Your assignment: Restate every entry word for word.

Data extracted from a collection:
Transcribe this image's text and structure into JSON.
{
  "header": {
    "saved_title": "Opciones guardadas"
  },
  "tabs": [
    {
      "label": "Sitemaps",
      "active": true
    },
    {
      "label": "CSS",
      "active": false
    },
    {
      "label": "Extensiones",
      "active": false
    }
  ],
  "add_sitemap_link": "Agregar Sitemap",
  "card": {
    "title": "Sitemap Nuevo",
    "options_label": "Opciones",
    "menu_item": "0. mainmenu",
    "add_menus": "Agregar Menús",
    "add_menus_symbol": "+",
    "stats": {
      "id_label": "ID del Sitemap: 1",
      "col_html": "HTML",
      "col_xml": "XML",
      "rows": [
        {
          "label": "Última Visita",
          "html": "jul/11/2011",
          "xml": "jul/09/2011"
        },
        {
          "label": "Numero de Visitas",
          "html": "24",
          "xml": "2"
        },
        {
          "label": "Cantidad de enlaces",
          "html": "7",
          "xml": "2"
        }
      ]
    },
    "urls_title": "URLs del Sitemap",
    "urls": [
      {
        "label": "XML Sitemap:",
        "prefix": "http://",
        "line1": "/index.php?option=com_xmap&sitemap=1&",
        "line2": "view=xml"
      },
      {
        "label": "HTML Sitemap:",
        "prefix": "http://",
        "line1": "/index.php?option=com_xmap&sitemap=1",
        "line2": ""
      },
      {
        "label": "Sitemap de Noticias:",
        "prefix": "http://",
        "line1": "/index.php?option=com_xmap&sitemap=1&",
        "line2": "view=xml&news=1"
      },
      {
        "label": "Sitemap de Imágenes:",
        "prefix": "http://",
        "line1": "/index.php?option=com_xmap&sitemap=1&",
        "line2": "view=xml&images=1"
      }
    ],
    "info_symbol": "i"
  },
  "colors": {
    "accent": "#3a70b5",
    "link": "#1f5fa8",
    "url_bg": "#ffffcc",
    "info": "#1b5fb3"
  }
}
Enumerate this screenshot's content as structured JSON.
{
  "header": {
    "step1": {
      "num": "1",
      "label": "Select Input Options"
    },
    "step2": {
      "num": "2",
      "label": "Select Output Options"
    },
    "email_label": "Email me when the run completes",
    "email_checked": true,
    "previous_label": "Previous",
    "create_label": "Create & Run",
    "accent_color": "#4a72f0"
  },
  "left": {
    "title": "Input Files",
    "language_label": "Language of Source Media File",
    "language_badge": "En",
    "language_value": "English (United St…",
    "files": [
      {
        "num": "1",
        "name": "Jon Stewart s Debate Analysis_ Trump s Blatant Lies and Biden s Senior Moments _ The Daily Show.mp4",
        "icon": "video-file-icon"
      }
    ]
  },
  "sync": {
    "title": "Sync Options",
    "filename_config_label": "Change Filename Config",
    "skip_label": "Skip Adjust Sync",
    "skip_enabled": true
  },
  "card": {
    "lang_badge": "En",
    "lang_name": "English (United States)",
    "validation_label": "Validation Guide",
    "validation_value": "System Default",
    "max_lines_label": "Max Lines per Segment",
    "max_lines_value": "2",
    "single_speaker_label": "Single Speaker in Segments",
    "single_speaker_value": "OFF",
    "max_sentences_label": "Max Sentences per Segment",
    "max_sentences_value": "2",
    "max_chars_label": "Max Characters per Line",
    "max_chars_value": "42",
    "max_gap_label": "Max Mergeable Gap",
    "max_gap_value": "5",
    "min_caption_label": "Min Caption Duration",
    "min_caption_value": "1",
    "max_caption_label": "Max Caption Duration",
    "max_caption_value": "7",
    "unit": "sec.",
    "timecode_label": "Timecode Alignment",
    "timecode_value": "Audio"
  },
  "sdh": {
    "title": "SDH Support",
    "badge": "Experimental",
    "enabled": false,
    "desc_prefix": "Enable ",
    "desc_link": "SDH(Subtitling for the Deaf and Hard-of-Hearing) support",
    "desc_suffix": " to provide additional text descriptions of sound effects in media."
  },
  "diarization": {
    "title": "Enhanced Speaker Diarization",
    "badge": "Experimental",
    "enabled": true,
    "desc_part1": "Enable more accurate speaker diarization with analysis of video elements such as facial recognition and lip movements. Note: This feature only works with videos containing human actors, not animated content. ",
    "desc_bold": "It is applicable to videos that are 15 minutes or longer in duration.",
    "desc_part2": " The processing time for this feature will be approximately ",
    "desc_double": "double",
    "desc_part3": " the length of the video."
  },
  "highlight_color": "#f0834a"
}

Answer box:
Transcribe this image's text and structure into JSON.
{
  "header": {
    "saved_title": "Opciones guardadas"
  },
  "tabs": [
    {
      "label": "Sitemaps",
      "active": true
    },
    {
      "label": "CSS",
      "active": false
    },
    {
      "label": "Extensiones",
      "active": false
    }
  ],
  "add_sitemap_link": "Agregar Sitemap",
  "card": {
    "title": "Sitemap Nuevo",
    "options_label": "Opciones",
    "menu_item": "0. mainmenu",
    "add_menus": "Agregar Menús",
    "add_menus_symbol": "+",
    "stats": {
      "id_label": "ID del Sitemap: 1",
      "col_html": "HTML",
      "col_xml": "XML",
      "rows": [
        {
          "label": "Última Visita",
          "html": "jul/11/2011",
          "xml": "jul/09/2011"
        },
        {
          "label": "Numero de Visitas",
          "html": "24",
          "xml": "2"
        },
        {
          "label": "Cantidad de enlaces",
          "html": "7",
          "xml": "2"
        }
      ]
    },
    "urls_title": "URLs del Sitemap",
    "urls": [
      {
        "label": "XML Sitemap:",
        "prefix": "http://",
        "line1": "/index.php?option=com_xmap&sitemap=1&",
        "line2": "view=xml"
      },
      {
        "label": "HTML Sitemap:",
        "prefix": "http://",
        "line1": "/index.php?option=com_xmap&sitemap=1",
        "line2": ""
      },
      {
        "label": "Sitemap de Noticias:",
        "prefix": "http://",
        "line1": "/index.php?option=com_xmap&sitemap=1&",
        "line2": "view=xml&news=1"
      },
      {
        "label": "Sitemap de Imágenes:",
        "prefix": "http://",
        "line1": "/index.php?option=com_xmap&sitemap=1&",
        "line2": "view=xml&images=1"
      }
    ],
    "info_symbol": "i"
  },
  "colors": {
    "accent": "#3a70b5",
    "link": "#1f5fa8",
    "url_bg": "#ffffcc",
    "info": "#1b5fb3"
  }
}
Enumerate this screenshot's content as structured JSON.
{
  "header": {
    "step1": {
      "num": "1",
      "label": "Select Input Options"
    },
    "step2": {
      "num": "2",
      "label": "Select Output Options"
    },
    "email_label": "Email me when the run completes",
    "email_checked": true,
    "previous_label": "Previous",
    "create_label": "Create & Run",
    "accent_color": "#4a72f0"
  },
  "left": {
    "title": "Input Files",
    "language_label": "Language of Source Media File",
    "language_badge": "En",
    "language_value": "English (United St…",
    "files": [
      {
        "num": "1",
        "name": "Jon Stewart s Debate Analysis_ Trump s Blatant Lies and Biden s Senior Moments _ The Daily Show.mp4",
        "icon": "video-file-icon"
      }
    ]
  },
  "sync": {
    "title": "Sync Options",
    "filename_config_label": "Change Filename Config",
    "skip_label": "Skip Adjust Sync",
    "skip_enabled": true
  },
  "card": {
    "lang_badge": "En",
    "lang_name": "English (United States)",
    "validation_label": "Validation Guide",
    "validation_value": "System Default",
    "max_lines_label": "Max Lines per Segment",
    "max_lines_value": "2",
    "single_speaker_label": "Single Speaker in Segments",
    "single_speaker_value": "OFF",
    "max_sentences_label": "Max Sentences per Segment",
    "max_sentences_value": "2",
    "max_chars_label": "Max Characters per Line",
    "max_chars_value": "42",
    "max_gap_label": "Max Mergeable Gap",
    "max_gap_value": "5",
    "min_caption_label": "Min Caption Duration",
    "min_caption_value": "1",
    "max_caption_label": "Max Caption Duration",
    "max_caption_value": "7",
    "unit": "sec.",
    "timecode_label": "Timecode Alignment",
    "timecode_value": "Audio"
  },
  "sdh": {
    "title": "SDH Support",
    "badge": "Experimental",
    "enabled": false,
    "desc_prefix": "Enable ",
    "desc_link": "SDH(Subtitling for the Deaf and Hard-of-Hearing) support",
    "desc_suffix": " to provide additional text descriptions of sound effects in media."
  },
  "diarization": {
    "title": "Enhanced Speaker Diarization",
    "badge": "Experimental",
    "enabled": true,
    "desc_part1": "Enable more accurate speaker diarization with analysis of video elements such as facial recognition and lip movements. Note: This feature only works with videos containing human actors, not animated content. ",
    "desc_bold": "It is applicable to videos that are 15 minutes or longer in duration.",
    "desc_part2": " The processing time for this feature will be approximately ",
    "desc_double": "double",
    "desc_part3": " the length of the video."
  },
  "highlight_color": "#f0834a"
}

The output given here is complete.